**Exercise:** For the entries that follow, give the number of lines holding the string "Account" and nothing more.

Records from a collection
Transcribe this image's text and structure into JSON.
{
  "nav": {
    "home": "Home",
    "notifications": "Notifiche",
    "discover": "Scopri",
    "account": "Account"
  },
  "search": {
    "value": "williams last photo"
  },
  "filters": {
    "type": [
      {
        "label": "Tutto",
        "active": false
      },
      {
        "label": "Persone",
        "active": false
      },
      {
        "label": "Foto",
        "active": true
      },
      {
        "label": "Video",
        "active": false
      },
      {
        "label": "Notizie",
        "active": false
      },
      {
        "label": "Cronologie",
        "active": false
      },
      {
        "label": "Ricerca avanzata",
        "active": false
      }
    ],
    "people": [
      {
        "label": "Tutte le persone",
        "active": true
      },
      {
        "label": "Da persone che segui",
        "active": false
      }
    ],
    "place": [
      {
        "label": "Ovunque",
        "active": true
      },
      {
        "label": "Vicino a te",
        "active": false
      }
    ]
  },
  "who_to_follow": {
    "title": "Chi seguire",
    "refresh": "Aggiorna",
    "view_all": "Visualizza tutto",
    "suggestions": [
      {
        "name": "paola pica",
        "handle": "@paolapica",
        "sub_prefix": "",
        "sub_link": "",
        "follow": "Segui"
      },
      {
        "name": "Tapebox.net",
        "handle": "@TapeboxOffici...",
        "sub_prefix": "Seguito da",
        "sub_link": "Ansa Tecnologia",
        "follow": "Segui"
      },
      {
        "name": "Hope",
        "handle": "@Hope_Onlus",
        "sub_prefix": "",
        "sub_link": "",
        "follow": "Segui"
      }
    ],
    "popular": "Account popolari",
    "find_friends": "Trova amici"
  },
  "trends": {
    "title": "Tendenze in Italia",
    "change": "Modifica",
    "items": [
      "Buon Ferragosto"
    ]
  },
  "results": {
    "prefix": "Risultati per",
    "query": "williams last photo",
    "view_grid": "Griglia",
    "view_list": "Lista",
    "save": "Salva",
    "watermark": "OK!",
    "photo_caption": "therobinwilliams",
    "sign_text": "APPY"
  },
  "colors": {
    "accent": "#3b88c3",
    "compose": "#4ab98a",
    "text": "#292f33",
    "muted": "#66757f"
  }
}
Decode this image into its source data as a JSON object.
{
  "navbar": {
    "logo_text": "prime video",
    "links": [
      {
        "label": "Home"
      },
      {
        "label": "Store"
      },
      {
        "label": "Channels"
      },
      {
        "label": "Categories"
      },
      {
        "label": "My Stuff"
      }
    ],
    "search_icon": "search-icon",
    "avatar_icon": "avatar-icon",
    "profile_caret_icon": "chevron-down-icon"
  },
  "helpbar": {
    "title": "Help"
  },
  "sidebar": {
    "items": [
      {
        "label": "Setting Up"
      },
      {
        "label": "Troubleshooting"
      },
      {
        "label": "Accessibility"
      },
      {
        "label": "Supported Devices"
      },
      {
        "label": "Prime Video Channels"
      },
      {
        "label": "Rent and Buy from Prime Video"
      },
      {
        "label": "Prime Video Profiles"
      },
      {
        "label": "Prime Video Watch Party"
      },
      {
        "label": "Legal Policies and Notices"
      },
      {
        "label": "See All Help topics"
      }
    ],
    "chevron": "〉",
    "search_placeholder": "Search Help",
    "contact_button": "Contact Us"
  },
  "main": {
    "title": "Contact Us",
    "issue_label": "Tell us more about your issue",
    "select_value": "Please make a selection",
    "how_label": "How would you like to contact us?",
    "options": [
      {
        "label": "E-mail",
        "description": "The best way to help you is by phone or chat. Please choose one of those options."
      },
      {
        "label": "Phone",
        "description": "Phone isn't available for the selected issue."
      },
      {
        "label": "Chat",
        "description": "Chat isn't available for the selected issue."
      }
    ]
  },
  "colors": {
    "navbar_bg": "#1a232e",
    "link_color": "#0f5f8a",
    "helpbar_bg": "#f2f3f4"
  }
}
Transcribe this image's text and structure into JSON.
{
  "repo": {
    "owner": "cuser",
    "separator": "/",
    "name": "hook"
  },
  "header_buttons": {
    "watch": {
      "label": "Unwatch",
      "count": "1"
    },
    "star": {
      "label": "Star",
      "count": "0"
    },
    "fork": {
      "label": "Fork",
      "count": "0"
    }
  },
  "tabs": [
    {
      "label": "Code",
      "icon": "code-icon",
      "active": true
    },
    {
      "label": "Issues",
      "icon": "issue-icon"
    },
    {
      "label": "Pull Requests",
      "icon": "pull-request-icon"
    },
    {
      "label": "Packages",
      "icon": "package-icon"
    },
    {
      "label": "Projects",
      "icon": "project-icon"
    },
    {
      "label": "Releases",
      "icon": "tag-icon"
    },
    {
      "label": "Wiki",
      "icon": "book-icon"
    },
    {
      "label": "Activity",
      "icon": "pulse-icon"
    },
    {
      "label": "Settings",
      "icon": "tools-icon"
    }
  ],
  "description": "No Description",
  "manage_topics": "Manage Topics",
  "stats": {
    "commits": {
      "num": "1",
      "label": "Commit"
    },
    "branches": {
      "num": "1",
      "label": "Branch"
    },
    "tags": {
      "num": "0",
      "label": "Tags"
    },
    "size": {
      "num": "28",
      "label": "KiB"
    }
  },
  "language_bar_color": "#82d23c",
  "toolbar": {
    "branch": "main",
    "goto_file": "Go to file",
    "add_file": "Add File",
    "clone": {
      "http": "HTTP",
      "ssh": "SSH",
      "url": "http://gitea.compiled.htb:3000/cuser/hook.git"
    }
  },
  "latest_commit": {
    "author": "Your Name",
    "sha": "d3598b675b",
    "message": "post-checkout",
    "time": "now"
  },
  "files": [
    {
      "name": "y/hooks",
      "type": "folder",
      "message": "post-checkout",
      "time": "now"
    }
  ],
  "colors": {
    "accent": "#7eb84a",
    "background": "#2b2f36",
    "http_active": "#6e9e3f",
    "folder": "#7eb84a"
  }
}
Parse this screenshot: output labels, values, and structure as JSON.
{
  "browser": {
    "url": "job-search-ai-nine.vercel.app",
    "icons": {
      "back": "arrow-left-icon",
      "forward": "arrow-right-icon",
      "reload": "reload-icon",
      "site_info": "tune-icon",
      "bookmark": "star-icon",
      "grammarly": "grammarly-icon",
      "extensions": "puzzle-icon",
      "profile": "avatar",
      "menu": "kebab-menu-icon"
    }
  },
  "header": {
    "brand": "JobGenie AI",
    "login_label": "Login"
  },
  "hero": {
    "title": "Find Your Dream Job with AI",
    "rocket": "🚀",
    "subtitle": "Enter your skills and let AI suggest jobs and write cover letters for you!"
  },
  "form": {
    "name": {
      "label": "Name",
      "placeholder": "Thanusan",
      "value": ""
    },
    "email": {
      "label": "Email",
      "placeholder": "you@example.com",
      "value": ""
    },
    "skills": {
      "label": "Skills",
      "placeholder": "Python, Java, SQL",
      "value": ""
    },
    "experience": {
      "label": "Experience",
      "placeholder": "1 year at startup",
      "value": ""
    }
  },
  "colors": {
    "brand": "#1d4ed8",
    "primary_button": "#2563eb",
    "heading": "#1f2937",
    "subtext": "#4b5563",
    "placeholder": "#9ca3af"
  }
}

**Result of the task:** 2